The studio scene in Queens is often overlooked, but perhaps not for much longer. Long Island City is home to a burgeoning musical community, while Astoria has been the home of one of NYC’s busiest production facilities since 1921.
Today we take you for a tour of a few of the most active studios in Queens, stopping to focus on one of the borough’s biggest, and one of its most compact.
KAUFMAN ASTORIA MUSIC AND SOUND
At first glance, the music studios at Kaufman Astoria can seem intimidating to the average musician.
The halls of this landmark building are filled with history in a literal sense:
Original theatrical posters line the corridors leading to the recording studio, and remind visitors of 90-years worth of films produced here, from The Cocoanuts (The Marx Brothers’ first feature) through Men in Black III (which wrapped shooting just before our visit).
Joe Castellon, Creative Director of the Music and Sound division, says that new musicians are sometimes worried about where they fit into all this. But according to him, “you’ve got to throw that all away.”
“The most important thing is to be relaxed,” he says. “I like to make it so the musicians feel like they’re playing in their living room, or singing in the shower.”
And Castellon might be the perfect person to put players at ease in a production complex that spans a full city block. He walks these halls with the comfort of a man in his bathrobe, cracking jokes with brawny guys building sets for Bourne Legacy, waving at every custodian he passes.
As a producer, engineer and arranger, Castellon has used this studio to record orchestras and big-bands, rock groups and R&B singers – and not just for the films and TV shows that shoot here.
In addition to serving TV shows including Nurse Jackie and Law & Order, and hosting filmmakers like Woody Allen and Martin Scorcese, the studios at Kaufman Astoria have attracted recording projects from Alison Krauss, R.E.M., Tony Bennett, Itzhak Perlman, Chick Corea and Wynton Marsalis.
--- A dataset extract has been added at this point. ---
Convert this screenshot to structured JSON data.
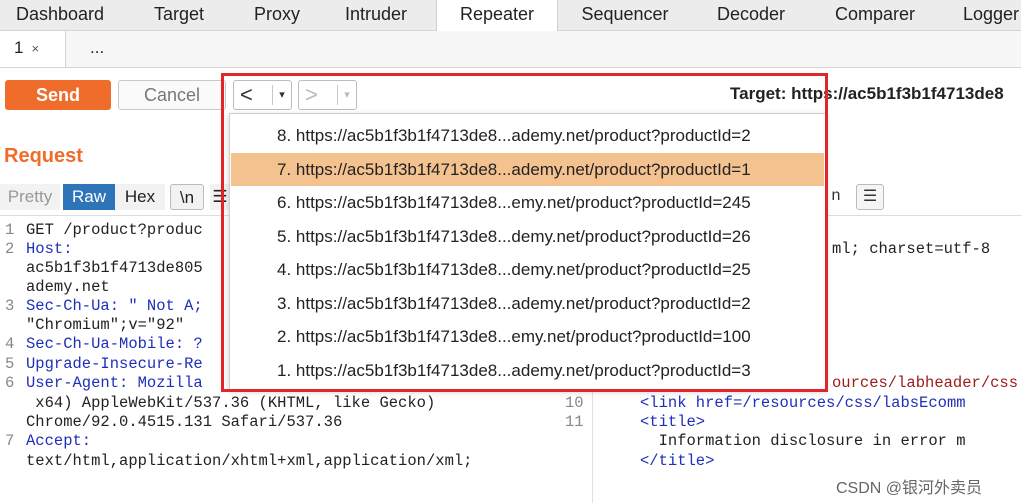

Studio A at KAS Music and Sound is a remarkable 2,400-square foot music space capable of housing a 70-piece orchestra.
“It’s one of the last studios of its kind in the city,” says Castellon, continuously smiling through owl-eyed glasses and a Frank Zappa mustache. “The main room has 2.7-seconds of reverb.”
“[Using gobos] we can re-configure it in all sorts of ways….